Web page and app entries
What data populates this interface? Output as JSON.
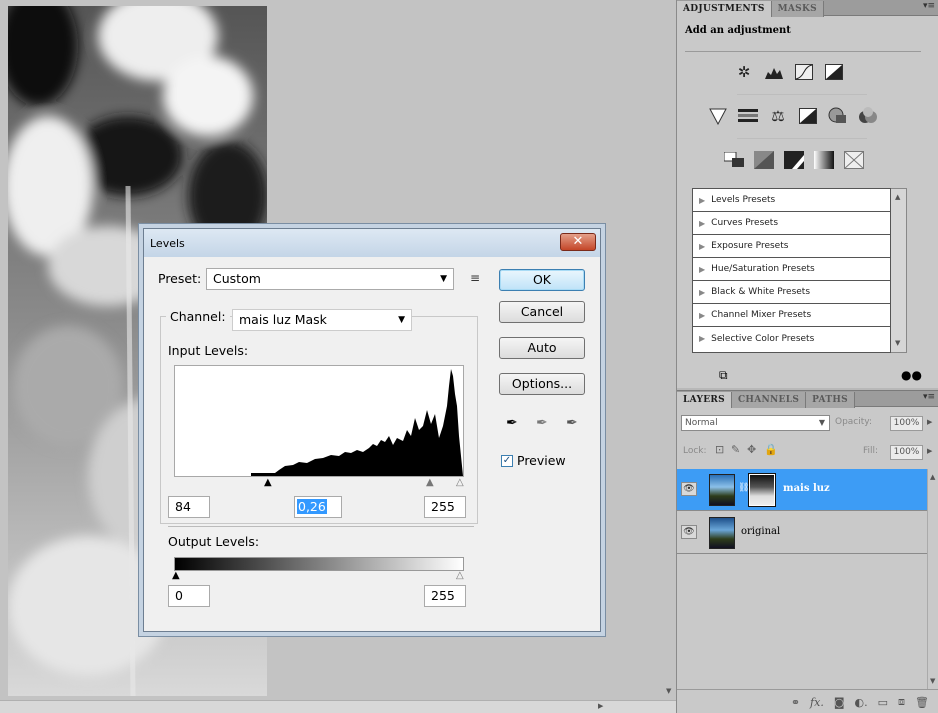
{
  "adjustments_panel": {
    "tabs": [
      "ADJUSTMENTS",
      "MASKS"
    ],
    "title": "Add an adjustment",
    "icons_row1": [
      "brightness-contrast-icon",
      "levels-icon",
      "curves-icon",
      "exposure-icon"
    ],
    "icons_row2": [
      "vibrance-icon",
      "hue-saturation-icon",
      "color-balance-icon",
      "black-white-icon",
      "photo-filter-icon",
      "channel-mixer-icon"
    ],
    "icons_row3": [
      "invert-icon",
      "posterize-icon",
      "threshold-icon",
      "gradient-map-icon",
      "selective-color-icon"
    ],
    "presets": [
      "Levels Presets",
      "Curves Presets",
      "Exposure Presets",
      "Hue/Saturation Presets",
      "Black & White Presets",
      "Channel Mixer Presets",
      "Selective Color Presets"
    ]
  },
  "layers_panel": {
    "tabs": [
      "LAYERS",
      "CHANNELS",
      "PATHS"
    ],
    "blend_mode": "Normal",
    "opacity_label": "Opacity:",
    "opacity": "100%",
    "lock_label": "Lock:",
    "fill_label": "Fill:",
    "fill": "100%",
    "layers": [
      {
        "name": "mais luz",
        "selected": true
      },
      {
        "name": "original",
        "selected": false
      }
    ]
  },
  "levels_dialog": {
    "title": "Levels",
    "preset_label": "Preset:",
    "preset_value": "Custom",
    "channel_label": "Channel:",
    "channel_value": "mais luz Mask",
    "input_levels_label": "Input Levels:",
    "input_black": "84",
    "input_gamma": "0,26",
    "input_white": "255",
    "output_levels_label": "Output Levels:",
    "output_black": "0",
    "output_white": "255",
    "ok_label": "OK",
    "cancel_label": "Cancel",
    "auto_label": "Auto",
    "options_label": "Options...",
    "preview_label": "Preview",
    "preview_checked": true
  }
}
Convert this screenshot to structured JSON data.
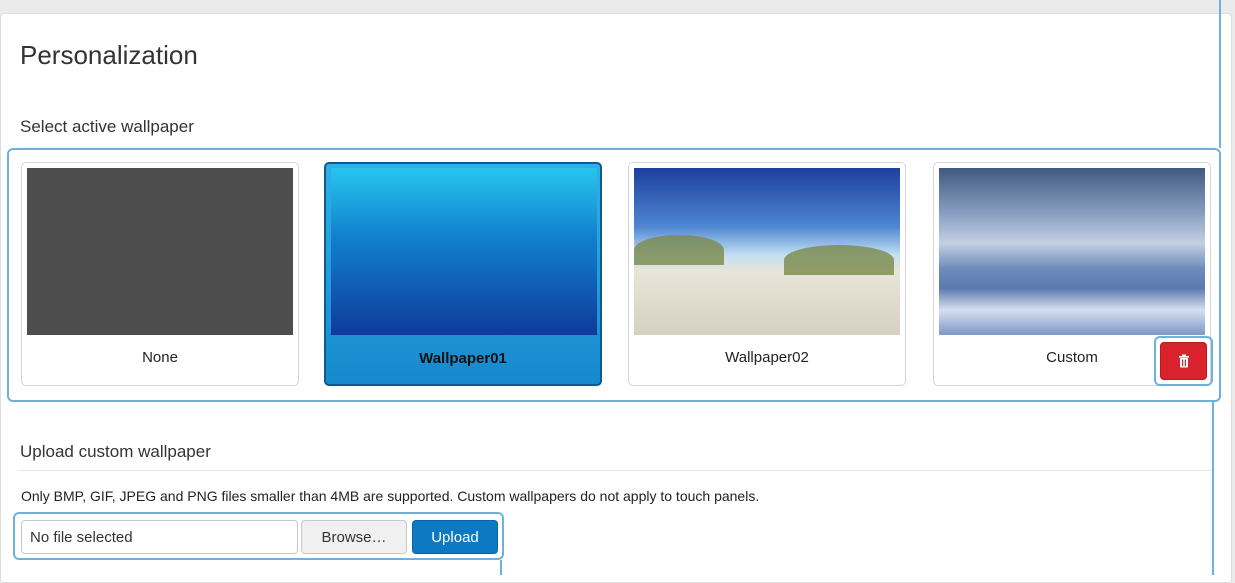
{
  "page": {
    "title": "Personalization"
  },
  "wallpaper_section": {
    "title": "Select active wallpaper",
    "options": [
      {
        "label": "None",
        "selected": false
      },
      {
        "label": "Wallpaper01",
        "selected": true
      },
      {
        "label": "Wallpaper02",
        "selected": false
      },
      {
        "label": "Custom",
        "selected": false
      }
    ],
    "delete_icon": "trash-icon",
    "delete_color": "#d9232c"
  },
  "upload_section": {
    "title": "Upload custom wallpaper",
    "help_text": "Only BMP, GIF, JPEG and PNG files smaller than 4MB are supported. Custom wallpapers do not apply to touch panels.",
    "file_value": "No file selected",
    "browse_label": "Browse…",
    "upload_label": "Upload",
    "upload_color": "#0c79c2"
  },
  "accent_color": "#6fb1db"
}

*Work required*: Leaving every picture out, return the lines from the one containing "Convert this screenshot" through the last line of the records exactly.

*Reply to the task*:
Convert this screenshot to structured JSON data.
{
  "page": {
    "title": "Personalization"
  },
  "wallpaper_section": {
    "title": "Select active wallpaper",
    "options": [
      {
        "label": "None",
        "selected": false
      },
      {
        "label": "Wallpaper01",
        "selected": true
      },
      {
        "label": "Wallpaper02",
        "selected": false
      },
      {
        "label": "Custom",
        "selected": false
      }
    ],
    "delete_icon": "trash-icon",
    "delete_color": "#d9232c"
  },
  "upload_section": {
    "title": "Upload custom wallpaper",
    "help_text": "Only BMP, GIF, JPEG and PNG files smaller than 4MB are supported. Custom wallpapers do not apply to touch panels.",
    "file_value": "No file selected",
    "browse_label": "Browse…",
    "upload_label": "Upload",
    "upload_color": "#0c79c2"
  },
  "accent_color": "#6fb1db"
}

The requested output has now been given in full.